• TASK PROMPT: Your task is to reproduce, exactly and only, the lines running from the line containing "Decode this image" to the end of the data below, both included.

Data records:
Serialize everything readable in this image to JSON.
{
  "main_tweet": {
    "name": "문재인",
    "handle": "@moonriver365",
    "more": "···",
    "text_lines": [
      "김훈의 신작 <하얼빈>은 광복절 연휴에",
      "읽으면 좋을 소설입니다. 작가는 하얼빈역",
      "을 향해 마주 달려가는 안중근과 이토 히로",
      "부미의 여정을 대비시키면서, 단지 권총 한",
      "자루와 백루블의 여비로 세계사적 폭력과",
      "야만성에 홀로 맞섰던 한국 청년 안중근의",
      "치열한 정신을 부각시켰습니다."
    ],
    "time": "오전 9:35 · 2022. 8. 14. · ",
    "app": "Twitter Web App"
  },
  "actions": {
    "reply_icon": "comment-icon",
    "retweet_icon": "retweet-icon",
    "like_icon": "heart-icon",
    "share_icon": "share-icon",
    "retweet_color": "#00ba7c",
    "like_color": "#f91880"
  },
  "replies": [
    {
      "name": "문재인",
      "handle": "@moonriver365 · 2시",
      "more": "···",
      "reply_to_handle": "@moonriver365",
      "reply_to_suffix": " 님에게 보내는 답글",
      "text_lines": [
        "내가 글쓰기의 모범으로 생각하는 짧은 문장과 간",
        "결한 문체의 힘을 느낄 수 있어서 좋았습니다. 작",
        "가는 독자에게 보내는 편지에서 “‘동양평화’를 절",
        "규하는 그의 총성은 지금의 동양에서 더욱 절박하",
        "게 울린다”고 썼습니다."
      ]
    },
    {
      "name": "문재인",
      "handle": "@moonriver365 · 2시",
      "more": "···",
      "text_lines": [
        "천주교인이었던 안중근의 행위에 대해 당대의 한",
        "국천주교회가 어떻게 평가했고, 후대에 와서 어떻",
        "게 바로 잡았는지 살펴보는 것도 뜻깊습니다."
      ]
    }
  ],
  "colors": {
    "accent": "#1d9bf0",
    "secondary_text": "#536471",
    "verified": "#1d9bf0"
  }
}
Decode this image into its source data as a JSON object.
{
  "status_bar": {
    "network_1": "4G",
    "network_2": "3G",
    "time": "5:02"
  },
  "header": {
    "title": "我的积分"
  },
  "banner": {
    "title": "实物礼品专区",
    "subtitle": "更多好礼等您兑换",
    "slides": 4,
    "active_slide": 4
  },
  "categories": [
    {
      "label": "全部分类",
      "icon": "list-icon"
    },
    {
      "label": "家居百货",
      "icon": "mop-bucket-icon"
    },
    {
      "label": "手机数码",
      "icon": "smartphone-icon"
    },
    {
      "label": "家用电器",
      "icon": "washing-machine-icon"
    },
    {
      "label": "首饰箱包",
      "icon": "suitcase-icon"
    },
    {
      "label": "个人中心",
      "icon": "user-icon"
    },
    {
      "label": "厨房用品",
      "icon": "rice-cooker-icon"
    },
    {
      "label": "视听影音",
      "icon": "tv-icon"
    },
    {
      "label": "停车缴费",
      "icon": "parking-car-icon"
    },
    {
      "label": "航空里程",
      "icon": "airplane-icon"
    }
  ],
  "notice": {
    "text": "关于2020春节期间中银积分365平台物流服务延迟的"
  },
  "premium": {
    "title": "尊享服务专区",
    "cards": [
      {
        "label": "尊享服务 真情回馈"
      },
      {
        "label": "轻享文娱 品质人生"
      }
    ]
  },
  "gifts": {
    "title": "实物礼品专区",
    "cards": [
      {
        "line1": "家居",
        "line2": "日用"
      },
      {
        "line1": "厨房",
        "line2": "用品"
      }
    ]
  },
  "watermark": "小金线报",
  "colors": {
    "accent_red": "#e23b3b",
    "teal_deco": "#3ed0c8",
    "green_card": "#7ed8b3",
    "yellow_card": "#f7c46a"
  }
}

• TASK RESULT:
Decode this image into its source data as a JSON object.
{
  "status_bar": {
    "network_1": "4G",
    "network_2": "3G",
    "time": "5:02"
  },
  "header": {
    "title": "我的积分"
  },
  "banner": {
    "title": "实物礼品专区",
    "subtitle": "更多好礼等您兑换",
    "slides": 4,
    "active_slide": 4
  },
  "categories": [
    {
      "label": "全部分类",
      "icon": "list-icon"
    },
    {
      "label": "家居百货",
      "icon": "mop-bucket-icon"
    },
    {
      "label": "手机数码",
      "icon": "smartphone-icon"
    },
    {
      "label": "家用电器",
      "icon": "washing-machine-icon"
    },
    {
      "label": "首饰箱包",
      "icon": "suitcase-icon"
    },
    {
      "label": "个人中心",
      "icon": "user-icon"
    },
    {
      "label": "厨房用品",
      "icon": "rice-cooker-icon"
    },
    {
      "label": "视听影音",
      "icon": "tv-icon"
    },
    {
      "label": "停车缴费",
      "icon": "parking-car-icon"
    },
    {
      "label": "航空里程",
      "icon": "airplane-icon"
    }
  ],
  "notice": {
    "text": "关于2020春节期间中银积分365平台物流服务延迟的"
  },
  "premium": {
    "title": "尊享服务专区",
    "cards": [
      {
        "label": "尊享服务 真情回馈"
      },
      {
        "label": "轻享文娱 品质人生"
      }
    ]
  },
  "gifts": {
    "title": "实物礼品专区",
    "cards": [
      {
        "line1": "家居",
        "line2": "日用"
      },
      {
        "line1": "厨房",
        "line2": "用品"
      }
    ]
  },
  "watermark": "小金线报",
  "colors": {
    "accent_red": "#e23b3b",
    "teal_deco": "#3ed0c8",
    "green_card": "#7ed8b3",
    "yellow_card": "#f7c46a"
  }
}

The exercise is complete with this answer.